There were other stories in the news last week but you had to look hard to find them under the hailstorm of Brexit-related developments. Several of them related to universities and the role they play in society. On Friday, the Sutton Trust released a report on ‘elite’ private schools and access to Oxford and Cambridge. The headline was stark: six private schools, thought to include Eton and Westminster, plus a couple of big state sixth-form colleges, sent more students to ‘Oxbridge’ than three thousand state schools put together. As a measure of education, and wider, inequality, it was almost mind-boggling, and the maps accompanying the report revealed the chasm between admissions to our two oldest universities by local authority. In vast areas of the country, almost no young people progressed to Oxford or Cambridge.
Sir Peter Lampl, Founder and Chair of the Sutton Trust, laid a good deal of the blame for this situation at the door of Oxford and Cambridge, who need, he argues, to rethink their admissions. Although there’s some truth in this, it’s also the case that the so-called ‘top’ public schools’ business models are based on achieving this sort of access. They are very rich, lavishly resourced and in their own terms highly successful: they are giving their customers pretty much what the customers are paying for. There are some other things to be said about the Sutton Trust report. The Sutton Trust is a charity, founded by the hugely successful businessman Lampl, to change life chances by improving access to ‘elite’ universities. The intentions of the Sutton Trust cannot be faulted, but its definitions can sometimes be circular: the Trust is concerned with the gap between social and academic elitism but its definitions of social elitism are often self-referencing; an ‘elite’ university is one that is socially selective, but well-known class differences in attainment mean that there’s no independent measure of academic attainment. It’s arguable that the work of the Sutton Trust, which is well-funded and has an excellent communications team able to get top news billing for its reports, perpetuates the problem as much as combatting it. There are only a limited number of places at Oxford and Cambridge, and in what is essentially hyper-selectivity, inequalities are almost inevitable.
As it happened, the day before the Sutton Trust report was released, I was a participant, with a small number of other vice-chancellors, in a small round table discussion on universities and social mobility with the Secretary of State for Education. This discussion picked up on something else: the release, about a week earlier, of a report on labour market returns on undergraduate degrees, built on the so-called LEO dataset. LEO – Longitudinal Educational Outcomes – is based on linking HMRC tax data to educational data sets and enables researchers and policy-makers to look, over time, at earnings trajectories based on universities attended, subjects studied and so on. LEO tells us four main things. The first is that there is little gender gap in graduate earnings until large numbers of graduates have children, at which point a large gender gap opens which seems extremely difficult to close. The second is that there are sharp differences in earnings by subject – graduates in medicine and economics do particularly well. The third is that whilst there are differences by university, they are relatively slight compared to subject differences, except where those subject differences interact with hyper-social selectivity. This is quite a complicated point and perhaps worth explaining: economics graduates from Oxford, Cambridge or the LSE do very well indeed financially, but there’s little difference between economics graduates from other universities. A different example might make the point. On my reading of LEO, graduates from Sheffield Hallam – a northern, comprehensive university – have slightly stronger, but essentially comparable earnings to Exeter, a southern, Russell Group university. The fourth thing LEO tells us is one you may have guessed: social and economic inequalities students bring into university are highly influential in long-term outcomes.

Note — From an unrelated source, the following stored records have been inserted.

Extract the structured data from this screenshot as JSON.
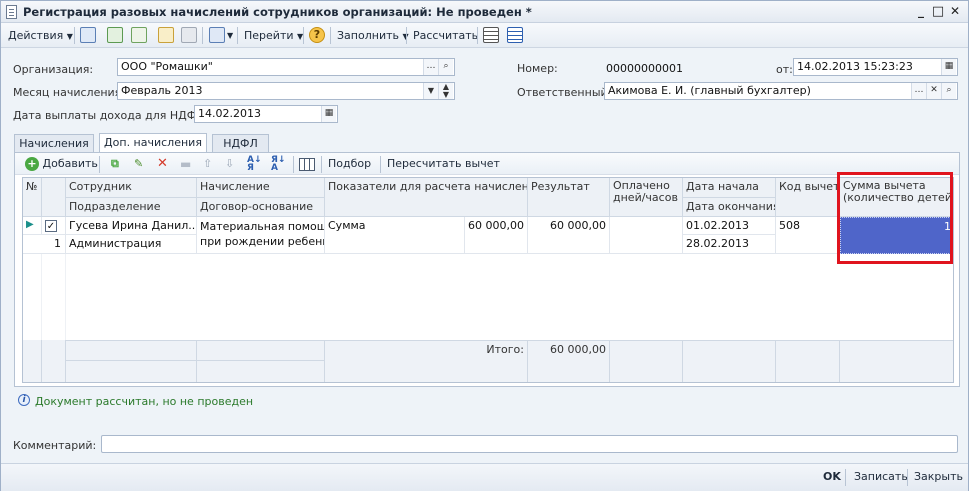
{
  "window": {
    "title": "Регистрация разовых начислений сотрудников организаций: Не проведен *",
    "controls": {
      "minimize": "_",
      "maximize": "□",
      "close": "✕"
    }
  },
  "toolbar": {
    "actions_label": "Действия",
    "goto_label": "Перейти",
    "fill_label": "Заполнить",
    "calculate_label": "Рассчитать"
  },
  "form": {
    "org_label": "Организация:",
    "org_value": "ООО \"Ромашки\"",
    "month_label": "Месяц начисления:",
    "month_value": "Февраль 2013",
    "ndfl_date_label": "Дата выплаты дохода для НДФЛ:",
    "ndfl_date_value": "14.02.2013",
    "number_label": "Номер:",
    "number_value": "00000000001",
    "from_label": "от:",
    "date_value": "14.02.2013 15:23:23",
    "responsible_label": "Ответственный:",
    "responsible_value": "Акимова Е. И. (главный бухгалтер)"
  },
  "tabs": [
    {
      "label": "Начисления"
    },
    {
      "label": "Доп. начисления"
    },
    {
      "label": "НДФЛ"
    }
  ],
  "panel_toolbar": {
    "add_label": "Добавить",
    "select_label": "Подбор",
    "recalc_label": "Пересчитать вычет"
  },
  "table": {
    "headers": {
      "num": "№",
      "employee": "Сотрудник",
      "department": "Подразделение",
      "accrual": "Начисление",
      "contract": "Договор-основание",
      "indicators": "Показатели для расчета начисления",
      "result": "Результат",
      "paid_line1": "Оплачено",
      "paid_line2": "дней/часов",
      "start_date": "Дата начала",
      "end_date": "Дата окончания",
      "deduction_code": "Код вычета",
      "deduction_sum_line1": "Сумма вычета",
      "deduction_sum_line2": "(количество детей)"
    },
    "rows": [
      {
        "num": "1",
        "employee": "Гусева Ирина Данил...",
        "department": "Администрация",
        "accrual_line1": "Материальная помощь",
        "accrual_line2": "при рождении ребенка",
        "indicator_name": "Сумма",
        "indicator_value": "60 000,00",
        "result": "60 000,00",
        "start_date": "01.02.2013",
        "end_date": "28.02.2013",
        "deduction_code": "508",
        "deduction_sum": "1"
      }
    ],
    "footer": {
      "total_label": "Итого:",
      "total_value": "60 000,00"
    }
  },
  "status": {
    "info_text": "Документ рассчитан, но не проведен"
  },
  "comment": {
    "label": "Комментарий:",
    "value": ""
  },
  "buttons": {
    "ok": "OK",
    "save": "Записать",
    "close": "Закрыть"
  },
  "colors": {
    "selected_cell": "#4f65c9",
    "highlight": "#e0141e",
    "info_text": "#2b7a2b"
  }
}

The discussion with the minister was wide-ranging and open. We talked about the importance of work experience and of universities building confidence and ‘social capital’. The latter is a complicated term, and not, I suspect, always used with precision, but generally refers to social confidence, networks and comfort in new or challenging social environments. We talked about the challenges facing first-generation entrants to higher education and especially those working to fund their studies. We talked about the importance of widening aspirations and creating opportunities: all things we have prioritised at Sheffield Hallam, and at which we need to continue to work.